Graham, who was then Vice President of the Sutton Young Liberals, left with a Young Liberal friend for a holiday in Czechoslovakia in August 1969 and arrived three days before the anniversary.
After camping for two days in the countryside the two men travelled to Prague and joined a large orderly crowd which had gathered in the streets around Wenceslas Square. Almost without warning Graham was caught up in a police baton charge. While his friend managed to escape, Graham was seized by Czech police and with no provocation they started beating him across the head, shoulders and back until he fell.
“They punched me in the face and screamed hysterically at me. An officer demanded my passport which I handed over. He marched me into Wenceslas Square, and as I went with him other police were hitting me with truncheons as we passed.”
Graham was then taken to a police station and locked up in a crowded cell. When Czech prisoners discovered he was English they wanted to tell him of the horrors of their lives in Communist Czechoslovakia so he could tell the world about them on his release.
After a further beating Graham was interrogated about allegations that he had ‘cast stones and attacked a policeman’. He was told the sentence for such an offence would be three years. He was also accused of working for the British Government. Graham was then transferred to a prison outside Prague where he shared a cell with an American, Douglas Burke of Massachusetts, before they were finally released after 19 days. Graham was told he was banned from re-entering the country for three years.
On revisiting Wenceslas Square recently with his wife Margaret, Graham said the experience had made him realise how little most people valued the freedom they enjoyed. “What I experienced from the Czech police then was nothing compared with what many Czechs endured for many years.

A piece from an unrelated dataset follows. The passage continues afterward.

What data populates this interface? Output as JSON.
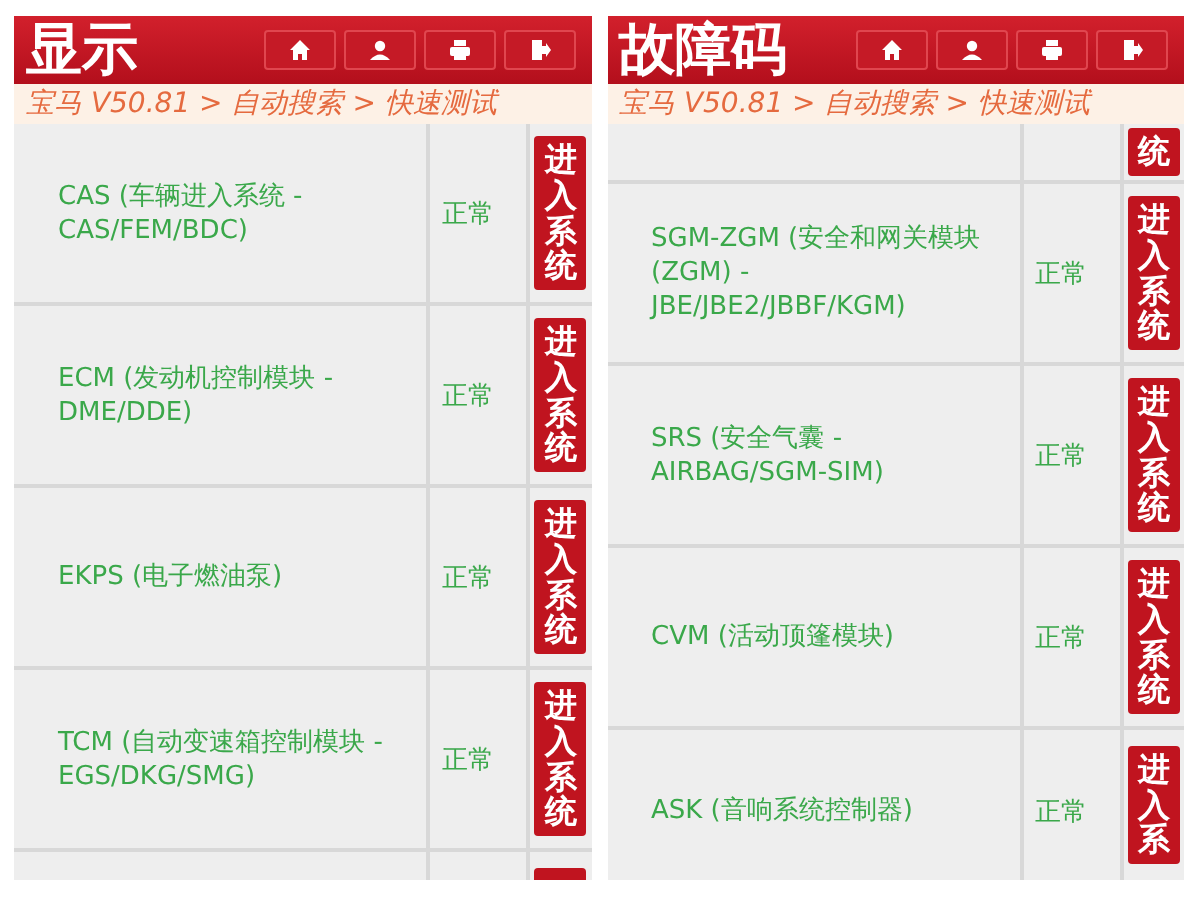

“During my recent visit I have had the opportunity to speak to Czechs who lived during those dark years. It’s only by listening to their experiences that we can really appreciate the benefits of the peace brought about by the European Union. The way the Czechs - and people from other former Soviet bloc countries - now appreciate their hard-won freedom is quite tangible, and an inspiration to everyone.”
During his recent visit Graham travelled from the Czech Republic into Germany over the same border he had crossed in 1969.
“I had been told to be out of the country by midnight, but they wouldn’t actually let me go because I hadn’t spent enough money during my three weeks in the country. It was all recorded in our passports and the border guards wouldn’t accept that I couldn’t spend money because I was in prison.”
Graham recalled: “I was sent back to spend more at the border ‘gift shop’ before I was allowed out. Of course, in those days Czechs were not allowed to travel across the border at all. This time our coach didn’t even slow down and the only sign of the border was the switch to German speed limits.
“It was especially poignant for me that our Czech guide - who vividly remembered the Communist era - this time didn’t even notice she had crossed the border. Borders divide people; for me that crossing is the most tangible benefit of the EU – breaking down the barriers between people,” he said.